That he is unquestionably handsome is a given. He has the dark black curls and smooth olive skin of someone born and raised on a Mediterranean island. His fingers and hips are slender; his tongue and his lips are plump, both as they should be. His laughter is deep and throaty and tumbles out through his mouth like rich whisky falling over ice. His skin is like an untouched desert of the finest caramel-coloured sand. He is loyal, adoring and kindhearted, with flashes of cheek and mischief, and glimpses of some kind of inner grit – perhaps a dark combination of stubbornness, pride, determination and a hint of selfishness. I am calm when I am ensconced in his arms, nothing else matters.
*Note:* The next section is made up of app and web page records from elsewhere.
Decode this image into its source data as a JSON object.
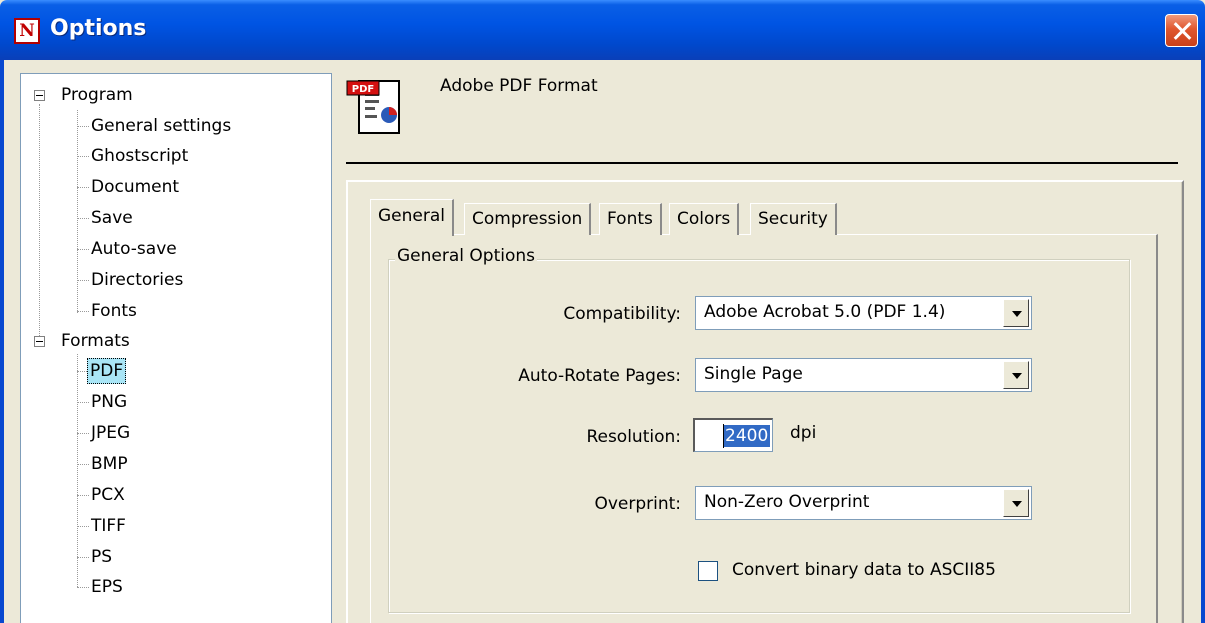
{
  "window": {
    "title": "Options",
    "app_icon": "N"
  },
  "tree": {
    "groups": [
      {
        "label": "Program",
        "children": [
          "General settings",
          "Ghostscript",
          "Document",
          "Save",
          "Auto-save",
          "Directories",
          "Fonts"
        ]
      },
      {
        "label": "Formats",
        "children": [
          "PDF",
          "PNG",
          "JPEG",
          "BMP",
          "PCX",
          "TIFF",
          "PS",
          "EPS"
        ],
        "selected": "PDF"
      }
    ]
  },
  "header": {
    "title": "Adobe PDF Format",
    "icon": "pdf-document-icon",
    "icon_badge": "PDF"
  },
  "tabs": [
    "General",
    "Compression",
    "Fonts",
    "Colors",
    "Security"
  ],
  "active_tab": "General",
  "general_options": {
    "group_label": "General Options",
    "compatibility": {
      "label": "Compatibility:",
      "value": "Adobe Acrobat 5.0 (PDF 1.4)"
    },
    "auto_rotate": {
      "label": "Auto-Rotate Pages:",
      "value": "Single Page"
    },
    "resolution": {
      "label": "Resolution:",
      "value": "2400",
      "unit": "dpi"
    },
    "overprint": {
      "label": "Overprint:",
      "value": "Non-Zero Overprint"
    },
    "ascii85": {
      "label": "Convert binary data to ASCII85",
      "checked": false
    }
  }
}
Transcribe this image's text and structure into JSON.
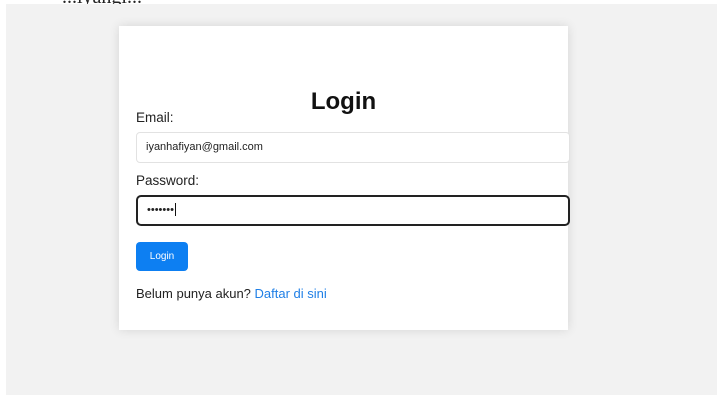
{
  "top_partial_text": "...iyangl...",
  "form": {
    "title": "Login",
    "email_label": "Email:",
    "email_value": "iyanhafiyan@gmail.com",
    "password_label": "Password:",
    "password_masked": "•••••••",
    "submit_label": "Login"
  },
  "register": {
    "prompt": "Belum punya akun?",
    "link_text": "Daftar di sini"
  },
  "colors": {
    "background": "#f2f2f2",
    "card": "#ffffff",
    "primary": "#0d7ff2",
    "link": "#1f7fe6"
  }
}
And my body quietens whenever our eyes meet, though his gaze is only ever momentary; there is fear holding him back from falling into my eyes the way I fall into his. He is generous with his kisses and I melt when his tongue battles with mine, his hand wrapped around my jaw or my throat.
He does not trust me fully, nor himself. For all his beauty, he is uncertain; generous yet guarded, charismatic yet cautious. My fierce heart wants to protect him from all the hurts of life, all its injustices and mistruths and ugliness for he deserves only love, truth and beauty (that may be a line from Moulin Rouge). I would give him the world in return for his glass heart and care for it like my own, as if it were a piece of my own body. Slowly slowly, he says.
The world turns and I find a new life. At 32, I have become that which I have always feared – The Single Woman In Her Thirties. I’ve always considered them a frightful breed – incessantly hunting for their future husband and father of their future children, becoming more desperate as the months and years tick by. One of the best parts of being married was avoiding the pitfalls of single life (terrible reason to stay married, by the way). Though marriage was never something that I truly wanted; I fought against it the whole way, capitulating only to appease my family and my partner. The ending of my marriage, like many things in my life, was dramatic and painful, leaving bruises inside and out. But as always I have come out fighting, full of independent spirit and renewed resolve, while some small part of me sticks my middle finger up and yells at the Universe that I told them it wasn’t going to work! Her wild heart has not yet been tamed.
In the place of comfortable married life – because it was comfortable, that much is certain – has come new forms of love. New love for new friends – these incredible, marvellous people who have walked into my life either for some hidden purpose or by sheer luck. I sound like a broken record but I thank the Universe almost daily for bringing me so many beautiful souls, the fresh perspectives they provide me with and their friendship that they honour me with. Renewed love for old friends – where some friendships from a marriage are lost by natural selection (they are his friends, they were hers), there is a huge amount of joy in rediscovering old friends with whom you have so much history. And most importantly a reconnection to my love for life – a restored appetite and hunger to soak up every experience, every moment, every tear and laugh and wound. My heart is full, in the best way.
And though it has undoubtedly come at a cost, if this is where life lands me at 32, I can only be grateful and gracious.